Material for this task section start
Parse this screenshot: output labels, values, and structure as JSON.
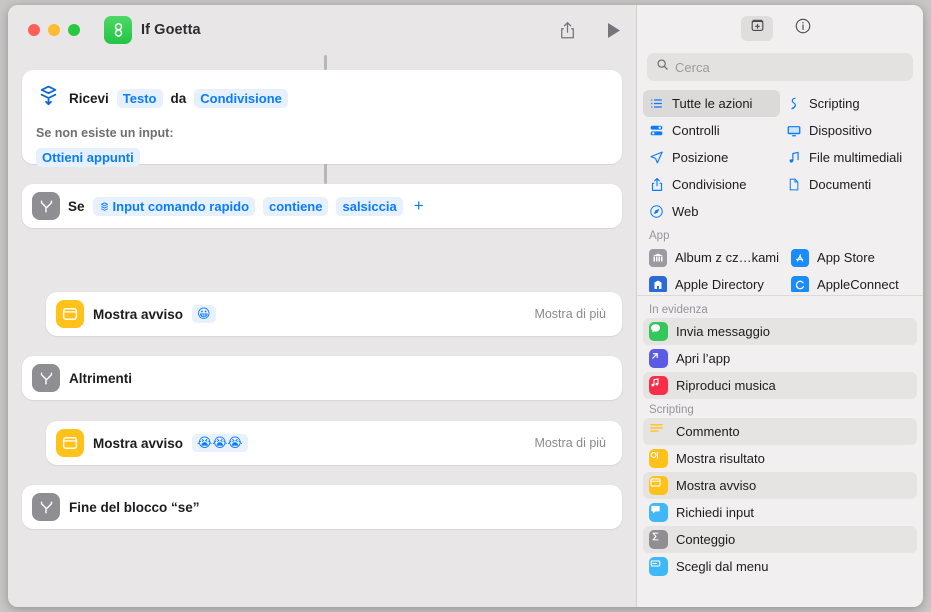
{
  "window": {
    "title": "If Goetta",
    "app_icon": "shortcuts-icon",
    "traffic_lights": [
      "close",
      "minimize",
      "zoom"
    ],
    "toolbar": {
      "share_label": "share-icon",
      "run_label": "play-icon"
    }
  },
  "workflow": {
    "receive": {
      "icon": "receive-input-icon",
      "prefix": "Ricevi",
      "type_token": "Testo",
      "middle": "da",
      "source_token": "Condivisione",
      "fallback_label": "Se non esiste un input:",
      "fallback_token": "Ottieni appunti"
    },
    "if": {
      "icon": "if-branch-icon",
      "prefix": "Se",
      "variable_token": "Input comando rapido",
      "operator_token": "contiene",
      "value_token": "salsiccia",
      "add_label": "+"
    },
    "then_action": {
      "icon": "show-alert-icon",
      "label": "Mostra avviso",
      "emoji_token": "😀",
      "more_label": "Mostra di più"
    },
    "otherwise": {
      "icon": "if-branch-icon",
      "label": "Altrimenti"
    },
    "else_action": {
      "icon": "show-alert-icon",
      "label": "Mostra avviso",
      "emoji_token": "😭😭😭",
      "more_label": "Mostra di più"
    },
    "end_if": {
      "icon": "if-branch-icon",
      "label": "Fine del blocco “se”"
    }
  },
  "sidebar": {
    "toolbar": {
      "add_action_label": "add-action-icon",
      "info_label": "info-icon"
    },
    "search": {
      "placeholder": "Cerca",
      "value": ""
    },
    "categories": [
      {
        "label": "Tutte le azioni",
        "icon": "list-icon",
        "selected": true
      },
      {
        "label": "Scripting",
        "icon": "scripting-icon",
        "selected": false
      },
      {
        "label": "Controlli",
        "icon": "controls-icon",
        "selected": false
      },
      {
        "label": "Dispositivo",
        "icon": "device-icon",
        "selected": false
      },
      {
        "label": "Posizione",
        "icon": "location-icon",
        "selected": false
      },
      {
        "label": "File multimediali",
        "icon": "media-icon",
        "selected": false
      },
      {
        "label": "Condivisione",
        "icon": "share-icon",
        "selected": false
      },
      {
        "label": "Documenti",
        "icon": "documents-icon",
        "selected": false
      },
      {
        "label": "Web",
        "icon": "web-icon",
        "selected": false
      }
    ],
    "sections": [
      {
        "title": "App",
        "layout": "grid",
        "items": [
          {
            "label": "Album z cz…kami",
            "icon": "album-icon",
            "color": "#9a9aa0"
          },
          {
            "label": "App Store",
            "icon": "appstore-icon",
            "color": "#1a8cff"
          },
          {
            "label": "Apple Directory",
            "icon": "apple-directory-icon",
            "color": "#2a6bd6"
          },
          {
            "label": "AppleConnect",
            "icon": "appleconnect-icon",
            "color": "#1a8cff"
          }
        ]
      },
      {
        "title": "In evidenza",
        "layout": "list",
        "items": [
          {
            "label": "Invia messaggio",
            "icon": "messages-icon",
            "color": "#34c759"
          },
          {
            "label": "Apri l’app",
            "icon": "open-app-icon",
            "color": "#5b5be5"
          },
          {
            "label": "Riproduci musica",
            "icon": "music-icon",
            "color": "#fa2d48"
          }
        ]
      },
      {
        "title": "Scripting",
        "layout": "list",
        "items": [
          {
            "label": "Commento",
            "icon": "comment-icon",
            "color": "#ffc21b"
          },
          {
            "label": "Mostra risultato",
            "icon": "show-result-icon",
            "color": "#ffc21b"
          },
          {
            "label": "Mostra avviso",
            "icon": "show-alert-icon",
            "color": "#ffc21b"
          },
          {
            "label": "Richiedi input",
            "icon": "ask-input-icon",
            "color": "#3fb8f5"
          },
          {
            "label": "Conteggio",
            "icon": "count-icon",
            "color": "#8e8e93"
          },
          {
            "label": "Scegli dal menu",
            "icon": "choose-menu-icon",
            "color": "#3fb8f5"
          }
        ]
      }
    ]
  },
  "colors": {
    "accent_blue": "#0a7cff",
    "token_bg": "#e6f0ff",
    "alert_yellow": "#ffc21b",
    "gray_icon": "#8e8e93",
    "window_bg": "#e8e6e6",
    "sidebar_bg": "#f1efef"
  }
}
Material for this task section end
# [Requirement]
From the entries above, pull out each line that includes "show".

# [Response to the task]
      "icon": "show-alert-icon",
      "icon": "show-alert-icon",
            "icon": "show-result-icon",
            "icon": "show-alert-icon",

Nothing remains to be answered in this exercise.